Justin Ricklefs is outraged at the backlash, criticism, and mockery that is being foisted on Bill Belichick for a simple fatherly act of affection. We may just need a #LikeaDad movement.
The firestorm around Bill Belichick kissing his 30 year old daughter on the lips following the Patriots’ Super Bowl win is absurd. And it shows how far we still have to go before a father’s affection is the norm and not the exception.
My own father is 73 years old. He’s a veteran of the United States Air Force. And he kisses me on the lips (we’ve crept more towards the cheek the last decade or so) each time he sees me. He’s been doing that since before I can remember.
Weird? Sure many of you will think so. Matt Lauer’s dad seems to do the same thing.
Now as a dad to five children (four girls and one boy) of my own, I do the same thing too.
Are we so critical of men showing love and affection that when a father kisses his daughter, it’s national news?! The answer, apparently, is yes.

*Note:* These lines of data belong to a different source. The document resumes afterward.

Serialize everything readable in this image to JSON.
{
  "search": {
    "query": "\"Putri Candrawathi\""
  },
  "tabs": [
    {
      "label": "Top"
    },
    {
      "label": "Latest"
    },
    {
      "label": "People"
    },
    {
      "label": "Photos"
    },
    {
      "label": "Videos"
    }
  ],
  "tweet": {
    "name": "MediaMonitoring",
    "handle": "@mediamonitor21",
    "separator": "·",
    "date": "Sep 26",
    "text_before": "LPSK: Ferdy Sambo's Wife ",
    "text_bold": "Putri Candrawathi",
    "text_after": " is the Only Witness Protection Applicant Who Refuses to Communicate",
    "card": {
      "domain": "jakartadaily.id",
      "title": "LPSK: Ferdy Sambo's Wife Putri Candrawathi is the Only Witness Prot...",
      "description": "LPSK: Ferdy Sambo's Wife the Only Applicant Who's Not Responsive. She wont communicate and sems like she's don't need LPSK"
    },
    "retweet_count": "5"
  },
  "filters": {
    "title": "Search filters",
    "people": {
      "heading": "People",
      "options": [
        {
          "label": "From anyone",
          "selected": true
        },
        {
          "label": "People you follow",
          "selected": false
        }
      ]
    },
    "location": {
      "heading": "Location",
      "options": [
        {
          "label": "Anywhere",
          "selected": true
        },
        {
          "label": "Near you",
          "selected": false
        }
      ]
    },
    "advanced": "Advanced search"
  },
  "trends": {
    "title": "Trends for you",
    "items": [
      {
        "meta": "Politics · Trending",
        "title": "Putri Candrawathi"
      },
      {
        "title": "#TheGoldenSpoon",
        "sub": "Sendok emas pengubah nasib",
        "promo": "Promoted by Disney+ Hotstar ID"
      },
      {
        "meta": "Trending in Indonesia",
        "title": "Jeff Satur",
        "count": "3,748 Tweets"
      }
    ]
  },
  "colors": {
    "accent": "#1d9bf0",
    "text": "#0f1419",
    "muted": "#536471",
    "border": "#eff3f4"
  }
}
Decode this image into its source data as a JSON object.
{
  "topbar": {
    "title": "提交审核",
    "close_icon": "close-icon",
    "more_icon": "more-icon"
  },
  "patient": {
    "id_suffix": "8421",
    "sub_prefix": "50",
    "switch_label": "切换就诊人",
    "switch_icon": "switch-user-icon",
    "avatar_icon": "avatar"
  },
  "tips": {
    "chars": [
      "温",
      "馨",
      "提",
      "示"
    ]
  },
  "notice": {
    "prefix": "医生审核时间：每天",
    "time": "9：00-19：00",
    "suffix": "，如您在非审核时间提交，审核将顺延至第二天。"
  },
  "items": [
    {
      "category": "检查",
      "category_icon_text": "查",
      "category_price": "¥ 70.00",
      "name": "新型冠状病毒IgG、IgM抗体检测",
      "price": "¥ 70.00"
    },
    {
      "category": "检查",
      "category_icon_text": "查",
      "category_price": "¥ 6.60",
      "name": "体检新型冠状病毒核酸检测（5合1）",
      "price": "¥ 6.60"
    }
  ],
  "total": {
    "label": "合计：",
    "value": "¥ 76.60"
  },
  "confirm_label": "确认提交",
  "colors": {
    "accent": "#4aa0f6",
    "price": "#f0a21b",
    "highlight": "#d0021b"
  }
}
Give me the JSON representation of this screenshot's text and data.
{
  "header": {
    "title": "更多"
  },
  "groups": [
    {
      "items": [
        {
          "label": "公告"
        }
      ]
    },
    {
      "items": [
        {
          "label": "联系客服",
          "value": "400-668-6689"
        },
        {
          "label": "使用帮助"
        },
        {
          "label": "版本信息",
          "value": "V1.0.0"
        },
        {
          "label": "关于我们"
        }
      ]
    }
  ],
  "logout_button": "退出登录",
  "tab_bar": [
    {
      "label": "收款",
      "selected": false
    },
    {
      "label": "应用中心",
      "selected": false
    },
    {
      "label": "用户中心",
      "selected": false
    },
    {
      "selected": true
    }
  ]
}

The backlash and outrage porn that Belichick’s kiss stirred up makes me hope that another stirring will happen too. One that shows more dads showing affection to their children. Of course the assumption has to be that this affection is appropriate. But to hide behind that assumption is weak, lame even. And as The Good Men Project’s own Mark Greene has explained, it has a hugely adverse impact on all men:
In American culture, we believe that men can never be entirely trusted in the realm of the physical. We collectively suspect that, given the opportunity, men will collapse into the sexual at a moment’s notice. That men don’t know how to physically connect otherwise. That men can’t control themselves. That men are dogs . . . And where does this leave men? Physically and emotionally isolated.
What if instead of criticizing this kiss, we celebrated it?
Having worked in the NFL for 5 years, I know firsthand what those coaches put themselves through, let alone their families. The hours. The travel. The film study. The pressure. Sure, the money and fame they receive are great, but don’t think for a minute that it doesn’t come with a price. Most often that price comes at the expense of the family.
Perhaps the story line should be that this 30 year old woman still loves her dad enough to celebrate with him after one of the biggest nights of his career?
Or perhaps it should be that Belichick loves his daughter enough to kiss her in front of the world? I’m sure he couldn’t care less about this firestorm, my guess is he was grateful to share that moment with his daughter.
In an NFL season that brought us hurtful and destructive physical touch from big names like Adrian Peterson and Ray Rice, can’t be take this moment to break the age-old stereotype that dads should be tough, gritty, hard, disengaged?
A coach that’s known for his lack of emotion in press conferences actually showed some amazing motion to his daughter, and we criticize it?
The tide is turning though. Men are realizing how critical it is to be involved with their kids, especially their daughters. Dads are becoming emotionally present, not just physically present. Dads are hugging, kissing and holding hands. Dads are laying on hard floors in dark rooms to keep their kids from being scared while they fall asleep.
Shouldn’t we celebrate this instead of punishing it?
In a game that gave us the terrific message to celebrate throwing #LikeaGirl, perhaps what we need next is to celebrate kissing #LikeaDad
Thanks for the kiss Coach. Dads like us are grateful for your example.
By Justin Ricklefs, Sports Editor at The Good Men Project